Task objective: Reprint every entry, character for character.

Interface dataset entries:

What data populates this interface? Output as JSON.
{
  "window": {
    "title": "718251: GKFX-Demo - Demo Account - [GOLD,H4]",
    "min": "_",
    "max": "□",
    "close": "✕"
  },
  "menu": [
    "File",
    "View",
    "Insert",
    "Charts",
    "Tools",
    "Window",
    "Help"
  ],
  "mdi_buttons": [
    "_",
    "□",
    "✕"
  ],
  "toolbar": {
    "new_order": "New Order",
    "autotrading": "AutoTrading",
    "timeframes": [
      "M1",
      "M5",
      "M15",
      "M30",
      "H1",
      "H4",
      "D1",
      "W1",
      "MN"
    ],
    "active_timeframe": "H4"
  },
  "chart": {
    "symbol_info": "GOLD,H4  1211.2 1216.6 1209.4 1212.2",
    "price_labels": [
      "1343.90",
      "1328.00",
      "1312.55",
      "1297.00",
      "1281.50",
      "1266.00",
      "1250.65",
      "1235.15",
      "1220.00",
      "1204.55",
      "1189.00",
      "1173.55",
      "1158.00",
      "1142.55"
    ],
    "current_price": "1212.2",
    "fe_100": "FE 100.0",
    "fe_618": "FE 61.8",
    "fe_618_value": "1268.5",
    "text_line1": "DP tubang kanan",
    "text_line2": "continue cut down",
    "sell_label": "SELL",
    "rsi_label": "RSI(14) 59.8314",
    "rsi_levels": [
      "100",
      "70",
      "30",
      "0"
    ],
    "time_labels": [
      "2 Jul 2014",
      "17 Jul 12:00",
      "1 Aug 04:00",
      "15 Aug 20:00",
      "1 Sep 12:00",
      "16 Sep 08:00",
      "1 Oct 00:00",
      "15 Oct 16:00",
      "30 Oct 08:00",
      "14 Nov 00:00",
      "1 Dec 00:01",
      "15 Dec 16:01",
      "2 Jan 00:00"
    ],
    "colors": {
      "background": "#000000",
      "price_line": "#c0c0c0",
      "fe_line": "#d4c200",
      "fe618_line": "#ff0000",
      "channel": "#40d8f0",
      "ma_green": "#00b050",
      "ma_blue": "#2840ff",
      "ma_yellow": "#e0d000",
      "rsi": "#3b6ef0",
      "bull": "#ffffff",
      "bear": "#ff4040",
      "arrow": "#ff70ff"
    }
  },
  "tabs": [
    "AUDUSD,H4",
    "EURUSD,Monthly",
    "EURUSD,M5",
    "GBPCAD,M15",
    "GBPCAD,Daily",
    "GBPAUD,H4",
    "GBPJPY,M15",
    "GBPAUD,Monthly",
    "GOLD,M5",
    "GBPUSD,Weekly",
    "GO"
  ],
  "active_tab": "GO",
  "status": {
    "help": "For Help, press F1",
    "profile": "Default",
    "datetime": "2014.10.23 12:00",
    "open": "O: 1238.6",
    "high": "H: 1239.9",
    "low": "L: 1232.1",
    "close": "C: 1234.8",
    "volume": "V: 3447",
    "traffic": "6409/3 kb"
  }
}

Task response:
What data populates this interface? Output as JSON.
{
  "window": {
    "title": "718251: GKFX-Demo - Demo Account - [GOLD,H4]",
    "min": "_",
    "max": "□",
    "close": "✕"
  },
  "menu": [
    "File",
    "View",
    "Insert",
    "Charts",
    "Tools",
    "Window",
    "Help"
  ],
  "mdi_buttons": [
    "_",
    "□",
    "✕"
  ],
  "toolbar": {
    "new_order": "New Order",
    "autotrading": "AutoTrading",
    "timeframes": [
      "M1",
      "M5",
      "M15",
      "M30",
      "H1",
      "H4",
      "D1",
      "W1",
      "MN"
    ],
    "active_timeframe": "H4"
  },
  "chart": {
    "symbol_info": "GOLD,H4  1211.2 1216.6 1209.4 1212.2",
    "price_labels": [
      "1343.90",
      "1328.00",
      "1312.55",
      "1297.00",
      "1281.50",
      "1266.00",
      "1250.65",
      "1235.15",
      "1220.00",
      "1204.55",
      "1189.00",
      "1173.55",
      "1158.00",
      "1142.55"
    ],
    "current_price": "1212.2",
    "fe_100": "FE 100.0",
    "fe_618": "FE 61.8",
    "fe_618_value": "1268.5",
    "text_line1": "DP tubang kanan",
    "text_line2": "continue cut down",
    "sell_label": "SELL",
    "rsi_label": "RSI(14) 59.8314",
    "rsi_levels": [
      "100",
      "70",
      "30",
      "0"
    ],
    "time_labels": [
      "2 Jul 2014",
      "17 Jul 12:00",
      "1 Aug 04:00",
      "15 Aug 20:00",
      "1 Sep 12:00",
      "16 Sep 08:00",
      "1 Oct 00:00",
      "15 Oct 16:00",
      "30 Oct 08:00",
      "14 Nov 00:00",
      "1 Dec 00:01",
      "15 Dec 16:01",
      "2 Jan 00:00"
    ],
    "colors": {
      "background": "#000000",
      "price_line": "#c0c0c0",
      "fe_line": "#d4c200",
      "fe618_line": "#ff0000",
      "channel": "#40d8f0",
      "ma_green": "#00b050",
      "ma_blue": "#2840ff",
      "ma_yellow": "#e0d000",
      "rsi": "#3b6ef0",
      "bull": "#ffffff",
      "bear": "#ff4040",
      "arrow": "#ff70ff"
    }
  },
  "tabs": [
    "AUDUSD,H4",
    "EURUSD,Monthly",
    "EURUSD,M5",
    "GBPCAD,M15",
    "GBPCAD,Daily",
    "GBPAUD,H4",
    "GBPJPY,M15",
    "GBPAUD,Monthly",
    "GOLD,M5",
    "GBPUSD,Weekly",
    "GO"
  ],
  "active_tab": "GO",
  "status": {
    "help": "For Help, press F1",
    "profile": "Default",
    "datetime": "2014.10.23 12:00",
    "open": "O: 1238.6",
    "high": "H: 1239.9",
    "low": "L: 1232.1",
    "close": "C: 1234.8",
    "volume": "V: 3447",
    "traffic": "6409/3 kb"
  }
}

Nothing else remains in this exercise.